-- Opening Marker --

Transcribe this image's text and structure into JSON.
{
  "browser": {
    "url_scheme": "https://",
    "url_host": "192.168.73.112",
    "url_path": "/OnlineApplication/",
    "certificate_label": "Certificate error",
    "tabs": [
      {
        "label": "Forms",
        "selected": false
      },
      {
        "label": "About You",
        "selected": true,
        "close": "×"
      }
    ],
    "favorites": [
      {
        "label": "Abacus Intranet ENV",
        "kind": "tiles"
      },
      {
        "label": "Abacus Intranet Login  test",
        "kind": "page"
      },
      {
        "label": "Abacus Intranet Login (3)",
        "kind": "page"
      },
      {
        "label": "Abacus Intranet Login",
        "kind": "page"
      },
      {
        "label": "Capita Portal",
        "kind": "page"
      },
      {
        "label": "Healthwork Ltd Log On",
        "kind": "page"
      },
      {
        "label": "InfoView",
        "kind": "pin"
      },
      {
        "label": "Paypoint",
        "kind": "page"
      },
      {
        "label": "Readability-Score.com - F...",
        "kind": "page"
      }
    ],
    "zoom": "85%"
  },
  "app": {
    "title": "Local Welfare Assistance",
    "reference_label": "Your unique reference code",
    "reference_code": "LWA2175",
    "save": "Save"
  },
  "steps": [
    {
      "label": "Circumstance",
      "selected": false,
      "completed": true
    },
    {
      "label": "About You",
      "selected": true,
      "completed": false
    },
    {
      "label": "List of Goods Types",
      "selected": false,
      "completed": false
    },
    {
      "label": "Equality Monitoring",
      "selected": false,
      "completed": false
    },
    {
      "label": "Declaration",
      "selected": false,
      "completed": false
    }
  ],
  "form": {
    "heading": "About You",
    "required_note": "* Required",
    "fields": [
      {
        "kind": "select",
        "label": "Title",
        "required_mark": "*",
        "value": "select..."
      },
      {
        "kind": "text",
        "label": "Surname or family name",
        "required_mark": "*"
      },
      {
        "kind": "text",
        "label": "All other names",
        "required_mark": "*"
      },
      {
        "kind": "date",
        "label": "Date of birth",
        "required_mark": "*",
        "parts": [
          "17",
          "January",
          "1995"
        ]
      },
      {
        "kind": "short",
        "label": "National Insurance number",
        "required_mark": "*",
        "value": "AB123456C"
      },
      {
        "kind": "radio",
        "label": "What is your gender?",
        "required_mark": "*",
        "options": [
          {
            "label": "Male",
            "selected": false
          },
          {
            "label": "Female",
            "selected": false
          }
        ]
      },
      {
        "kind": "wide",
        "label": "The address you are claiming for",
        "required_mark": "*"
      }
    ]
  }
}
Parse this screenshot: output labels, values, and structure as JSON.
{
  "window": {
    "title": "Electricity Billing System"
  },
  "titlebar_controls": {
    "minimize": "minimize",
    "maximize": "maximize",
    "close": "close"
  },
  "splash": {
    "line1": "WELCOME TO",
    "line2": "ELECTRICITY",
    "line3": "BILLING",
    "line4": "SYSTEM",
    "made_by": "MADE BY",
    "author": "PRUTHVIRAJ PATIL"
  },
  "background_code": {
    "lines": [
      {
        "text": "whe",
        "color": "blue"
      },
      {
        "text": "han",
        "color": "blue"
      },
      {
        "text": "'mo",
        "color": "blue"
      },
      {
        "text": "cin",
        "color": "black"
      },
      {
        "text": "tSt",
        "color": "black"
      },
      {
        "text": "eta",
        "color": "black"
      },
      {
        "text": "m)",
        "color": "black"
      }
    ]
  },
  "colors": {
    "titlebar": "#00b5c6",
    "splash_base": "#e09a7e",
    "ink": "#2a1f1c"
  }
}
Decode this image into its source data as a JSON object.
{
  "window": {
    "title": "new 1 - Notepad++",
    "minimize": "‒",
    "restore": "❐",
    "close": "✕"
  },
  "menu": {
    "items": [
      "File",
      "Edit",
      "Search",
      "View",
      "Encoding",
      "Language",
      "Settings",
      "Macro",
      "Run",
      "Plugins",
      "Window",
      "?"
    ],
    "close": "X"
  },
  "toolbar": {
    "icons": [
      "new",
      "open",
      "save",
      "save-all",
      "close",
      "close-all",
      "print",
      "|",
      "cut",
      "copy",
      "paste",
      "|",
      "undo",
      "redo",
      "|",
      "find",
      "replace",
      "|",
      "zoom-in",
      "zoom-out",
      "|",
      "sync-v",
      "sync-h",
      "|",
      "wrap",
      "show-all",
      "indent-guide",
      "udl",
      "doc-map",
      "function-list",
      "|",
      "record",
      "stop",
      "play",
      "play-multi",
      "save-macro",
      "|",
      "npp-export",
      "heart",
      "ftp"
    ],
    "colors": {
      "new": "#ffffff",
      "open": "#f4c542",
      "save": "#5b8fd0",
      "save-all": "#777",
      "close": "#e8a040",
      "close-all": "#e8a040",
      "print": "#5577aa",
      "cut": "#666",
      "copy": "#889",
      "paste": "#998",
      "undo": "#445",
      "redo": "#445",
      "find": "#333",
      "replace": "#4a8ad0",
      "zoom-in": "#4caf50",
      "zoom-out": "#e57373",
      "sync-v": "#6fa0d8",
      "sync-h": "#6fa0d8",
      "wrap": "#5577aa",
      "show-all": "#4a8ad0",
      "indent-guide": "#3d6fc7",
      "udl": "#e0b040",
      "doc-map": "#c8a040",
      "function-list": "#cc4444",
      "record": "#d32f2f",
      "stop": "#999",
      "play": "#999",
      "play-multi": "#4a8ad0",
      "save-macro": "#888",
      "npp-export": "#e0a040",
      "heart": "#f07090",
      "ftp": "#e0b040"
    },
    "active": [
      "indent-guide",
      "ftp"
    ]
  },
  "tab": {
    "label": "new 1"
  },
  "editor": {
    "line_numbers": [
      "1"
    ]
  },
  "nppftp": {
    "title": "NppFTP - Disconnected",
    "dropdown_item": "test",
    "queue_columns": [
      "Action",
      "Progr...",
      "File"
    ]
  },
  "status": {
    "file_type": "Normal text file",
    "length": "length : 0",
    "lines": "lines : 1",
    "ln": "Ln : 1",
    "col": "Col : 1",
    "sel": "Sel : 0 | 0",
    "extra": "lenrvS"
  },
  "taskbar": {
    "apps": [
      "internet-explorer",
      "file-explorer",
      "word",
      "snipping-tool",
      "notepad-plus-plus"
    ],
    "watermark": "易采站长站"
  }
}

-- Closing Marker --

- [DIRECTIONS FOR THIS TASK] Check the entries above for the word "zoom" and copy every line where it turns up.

- [ANSWER TO THE PROBLEM]
    "zoom": "85%"
      "zoom-in",
      "zoom-out",
      "zoom-in": "#4caf50",
      "zoom-out": "#e57373",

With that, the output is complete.